Volunteerism enables youth engagement, leadership and participation
Within Latin America and the Caribbean, young people between the ages of 15 and 24 account for 20 per cent of the population. This is the largest percentage of youth in this region, ever. The statistics are dire: 35 million of these young people never attended school, 39 per cent live in poverty and 25 per cent are unemployed.
The Youth Volunteering Innovation Challenge (YVIC), under the theme “Impact ASEAN,” supports young volunteers throughout the ASEAN region in their journey to catalyze youth-led innovation for social impact and sustainable development by providing access to mentors and capital they need to start or scale up their projects. We are looking for innovative projects that focus on:

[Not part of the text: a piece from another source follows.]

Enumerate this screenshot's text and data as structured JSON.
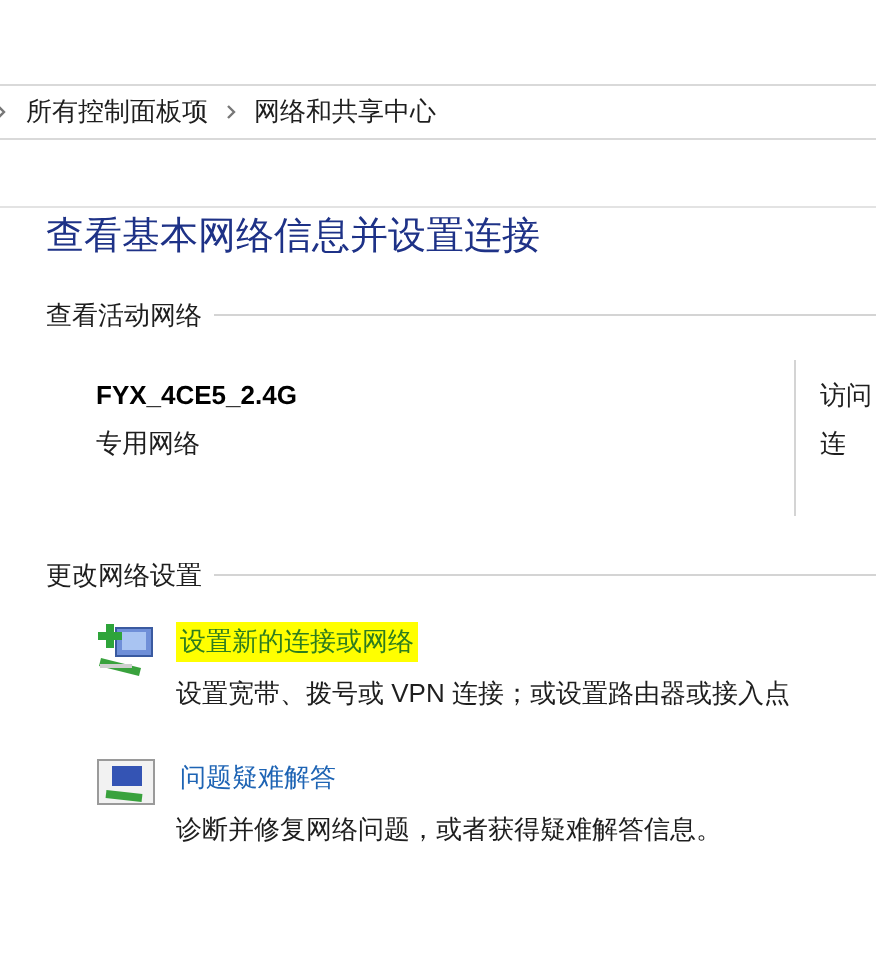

A young man walks down a crowded street. To the left of him is a gang offering him quick cash to join them. To the right is a group of young volunteers, cleaning up the nearby river, handing him a leaflet that says, “volunteer to make a difference”. Which way does the young man turn? To the left for quick cash, or to the right where his potential lies?
At the United Nations stand at the summit, UNV organised an activity related to the “Youth for the SDGs” project, during which young leaders attending the summit were invited to ‘adopt’ one of the Sustainable Development Goals and to indicate a specific course of action which would contribute to its achievement.
My name is Isabela, I am 23 years old, and I am of American and Ecuadorian nationality. I left the United States in July of 2016 to join the United Nations Volunteers (UNV) programme to explore how youth are contributing to the development of my second home, Ecuador.
This is how I got to participate in the First Regional Meeting of Youth Volunteer Networks in Cuenca, where I had the opportunity to interact with young volunteers from Latin America and learn how volunteering contributes to the achievement of the Sustainable Development Goals (SDGs) in the region.
This week, Habitat III, the third United Nations Conference on Housing and Sustainable Urban Development is taking place in Quito, Ecuador, to establish a sustainable Urban Agenda for cities as we work towards achieving the Global Goals.
In August 2016, the United Nations Volunteers (UNV) programme in Ecuador organized the first Regional Meeting of Youth Volunteer Networks, in collaboration with the Municipality of Cuenca. The event brought together 155 participants from Ecuador, Colombia, Panama, Bolivia, Venezuela, Mexico, Peru and Guatemala. It aimed to promote the exchange of experiences and best practices among youth volunteer organizations and networks in Latin America that work on the Sustainable Development Goals (SDGs).